“Quintanilla wrote to Moody about an ‘incident’ in Ohio between an unidentified flying craft and an air force fighter plane, and that Moody would bring all agents back to Wright-Patterson. No records or incidents were found about it, but it had to be quite a major event. As the Blue Book agents started to leave, people demanded a final explanation.”
According to Fife, instead of sending more Project Blue Book investigators to Fishersville, Quintanilla took Moody and his team out of town and back to work on another UFO case that was never revealed. Needless to say, the locals were furious, but officials were unable to get any answers from the government. By spring, sightings had dropped to zero. Had they been driven by locals who wanted to be a part of the local UFO excitement? Fife said Project Blue Book released a report saying they found no evidence of a UFO landing in Fishersville and reiterated the call for Horace Burns to be examined medically. The case was dropped despite Project Blue Book records indicating that between December 1964 and May 1965,

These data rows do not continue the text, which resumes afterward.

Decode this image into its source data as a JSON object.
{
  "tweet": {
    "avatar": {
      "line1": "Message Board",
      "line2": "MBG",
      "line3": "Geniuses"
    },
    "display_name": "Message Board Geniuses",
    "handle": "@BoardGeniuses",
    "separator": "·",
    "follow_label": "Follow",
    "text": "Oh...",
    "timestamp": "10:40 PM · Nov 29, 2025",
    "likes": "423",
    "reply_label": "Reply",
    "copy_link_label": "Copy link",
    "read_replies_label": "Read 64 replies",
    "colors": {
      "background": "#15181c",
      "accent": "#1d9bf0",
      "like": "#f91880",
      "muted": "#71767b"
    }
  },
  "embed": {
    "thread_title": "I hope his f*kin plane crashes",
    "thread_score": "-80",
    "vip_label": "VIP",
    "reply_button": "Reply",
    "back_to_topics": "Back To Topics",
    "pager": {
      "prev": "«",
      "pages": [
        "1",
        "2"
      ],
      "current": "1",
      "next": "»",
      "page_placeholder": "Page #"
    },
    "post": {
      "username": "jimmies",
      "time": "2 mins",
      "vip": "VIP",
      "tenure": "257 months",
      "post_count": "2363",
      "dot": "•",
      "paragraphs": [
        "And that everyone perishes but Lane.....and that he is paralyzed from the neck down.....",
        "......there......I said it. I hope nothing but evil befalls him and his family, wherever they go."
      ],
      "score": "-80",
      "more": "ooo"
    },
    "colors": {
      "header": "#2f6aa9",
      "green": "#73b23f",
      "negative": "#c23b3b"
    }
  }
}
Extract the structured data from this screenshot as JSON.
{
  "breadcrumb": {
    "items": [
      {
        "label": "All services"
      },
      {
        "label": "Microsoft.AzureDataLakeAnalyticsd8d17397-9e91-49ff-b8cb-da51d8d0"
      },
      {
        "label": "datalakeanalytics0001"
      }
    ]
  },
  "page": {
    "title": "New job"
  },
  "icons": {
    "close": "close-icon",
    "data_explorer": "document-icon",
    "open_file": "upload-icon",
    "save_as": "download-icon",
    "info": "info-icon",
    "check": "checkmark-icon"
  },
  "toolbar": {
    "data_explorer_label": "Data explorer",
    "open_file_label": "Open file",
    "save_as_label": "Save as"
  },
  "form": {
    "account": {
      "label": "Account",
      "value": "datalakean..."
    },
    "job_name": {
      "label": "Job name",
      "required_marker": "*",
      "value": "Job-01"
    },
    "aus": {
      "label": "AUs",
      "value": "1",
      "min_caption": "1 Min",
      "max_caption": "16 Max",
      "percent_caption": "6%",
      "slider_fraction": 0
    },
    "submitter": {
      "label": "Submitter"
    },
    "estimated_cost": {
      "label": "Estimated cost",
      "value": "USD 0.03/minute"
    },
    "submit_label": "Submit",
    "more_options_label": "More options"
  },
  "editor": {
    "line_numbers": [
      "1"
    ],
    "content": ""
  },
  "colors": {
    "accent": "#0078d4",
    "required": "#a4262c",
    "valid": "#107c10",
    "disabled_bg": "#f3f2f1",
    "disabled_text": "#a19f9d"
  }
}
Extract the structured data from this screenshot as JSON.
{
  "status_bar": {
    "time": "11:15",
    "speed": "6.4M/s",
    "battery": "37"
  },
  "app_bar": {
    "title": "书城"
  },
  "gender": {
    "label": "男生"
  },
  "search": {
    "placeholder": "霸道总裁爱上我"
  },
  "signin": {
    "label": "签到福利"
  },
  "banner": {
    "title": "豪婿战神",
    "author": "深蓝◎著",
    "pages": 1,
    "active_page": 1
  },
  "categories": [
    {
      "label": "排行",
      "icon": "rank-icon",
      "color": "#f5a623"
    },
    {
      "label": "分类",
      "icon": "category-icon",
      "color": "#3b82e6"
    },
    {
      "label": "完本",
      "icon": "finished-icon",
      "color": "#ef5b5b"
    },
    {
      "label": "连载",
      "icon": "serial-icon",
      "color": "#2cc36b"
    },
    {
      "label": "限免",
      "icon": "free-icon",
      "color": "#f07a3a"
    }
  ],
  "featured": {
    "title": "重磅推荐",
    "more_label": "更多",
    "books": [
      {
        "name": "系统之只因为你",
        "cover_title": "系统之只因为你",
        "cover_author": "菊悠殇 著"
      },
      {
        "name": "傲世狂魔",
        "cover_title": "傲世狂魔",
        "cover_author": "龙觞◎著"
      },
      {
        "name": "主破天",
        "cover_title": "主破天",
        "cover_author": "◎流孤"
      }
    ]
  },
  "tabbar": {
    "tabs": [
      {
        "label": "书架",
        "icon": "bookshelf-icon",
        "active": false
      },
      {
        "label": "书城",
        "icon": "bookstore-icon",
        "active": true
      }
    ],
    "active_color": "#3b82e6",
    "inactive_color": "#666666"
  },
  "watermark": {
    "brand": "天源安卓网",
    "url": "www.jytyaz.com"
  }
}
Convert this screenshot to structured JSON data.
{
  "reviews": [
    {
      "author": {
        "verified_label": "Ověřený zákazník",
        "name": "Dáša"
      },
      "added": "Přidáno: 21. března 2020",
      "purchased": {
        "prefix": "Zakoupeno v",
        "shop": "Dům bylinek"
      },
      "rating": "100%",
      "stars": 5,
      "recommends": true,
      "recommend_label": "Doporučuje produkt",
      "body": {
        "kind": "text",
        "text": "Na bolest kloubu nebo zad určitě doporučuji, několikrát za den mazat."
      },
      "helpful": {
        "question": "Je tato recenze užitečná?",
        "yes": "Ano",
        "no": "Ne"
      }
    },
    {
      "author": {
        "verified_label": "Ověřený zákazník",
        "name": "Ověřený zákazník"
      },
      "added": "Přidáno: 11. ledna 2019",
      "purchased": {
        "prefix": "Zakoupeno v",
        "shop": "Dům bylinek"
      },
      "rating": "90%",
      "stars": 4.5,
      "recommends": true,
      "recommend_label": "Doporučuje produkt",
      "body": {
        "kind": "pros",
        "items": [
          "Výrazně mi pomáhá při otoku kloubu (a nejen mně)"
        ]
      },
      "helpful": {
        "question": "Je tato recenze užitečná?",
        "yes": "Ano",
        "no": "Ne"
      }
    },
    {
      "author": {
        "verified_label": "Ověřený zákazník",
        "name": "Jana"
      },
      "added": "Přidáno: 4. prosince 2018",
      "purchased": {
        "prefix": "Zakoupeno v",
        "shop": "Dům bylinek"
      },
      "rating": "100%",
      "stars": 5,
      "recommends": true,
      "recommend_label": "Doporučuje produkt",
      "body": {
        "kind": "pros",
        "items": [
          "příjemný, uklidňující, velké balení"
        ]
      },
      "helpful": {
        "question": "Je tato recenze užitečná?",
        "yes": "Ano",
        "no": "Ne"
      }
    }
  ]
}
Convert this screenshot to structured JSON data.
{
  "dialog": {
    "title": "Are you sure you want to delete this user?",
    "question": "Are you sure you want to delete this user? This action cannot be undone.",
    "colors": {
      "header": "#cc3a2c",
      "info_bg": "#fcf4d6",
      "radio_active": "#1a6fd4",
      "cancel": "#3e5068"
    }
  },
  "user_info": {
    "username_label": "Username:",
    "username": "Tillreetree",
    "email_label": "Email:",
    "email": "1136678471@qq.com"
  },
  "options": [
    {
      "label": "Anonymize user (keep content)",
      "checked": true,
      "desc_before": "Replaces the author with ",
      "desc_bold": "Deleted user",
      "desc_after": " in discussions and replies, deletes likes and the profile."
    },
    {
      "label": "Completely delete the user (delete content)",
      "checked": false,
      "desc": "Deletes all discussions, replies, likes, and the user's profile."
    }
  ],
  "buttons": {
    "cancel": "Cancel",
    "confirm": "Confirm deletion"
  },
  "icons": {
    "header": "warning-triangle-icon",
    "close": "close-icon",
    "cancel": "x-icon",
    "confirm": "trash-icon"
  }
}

It is now 2023. Jacob Fife has done an excellent job bringing the 1964 Fishersville UFO incident to light after nearly 60 years of being forgotten. Is there still anyone from the Flying Saucer Investigative Committee or the East Mennonite UFO Researchers Club? The Office of All Domains Anomaly Resolution said again at its Senate hearing last week that it was investigating hundreds of previous reports of UFO sightings. Is the 1964 Fishersville UFO incident one of them?</span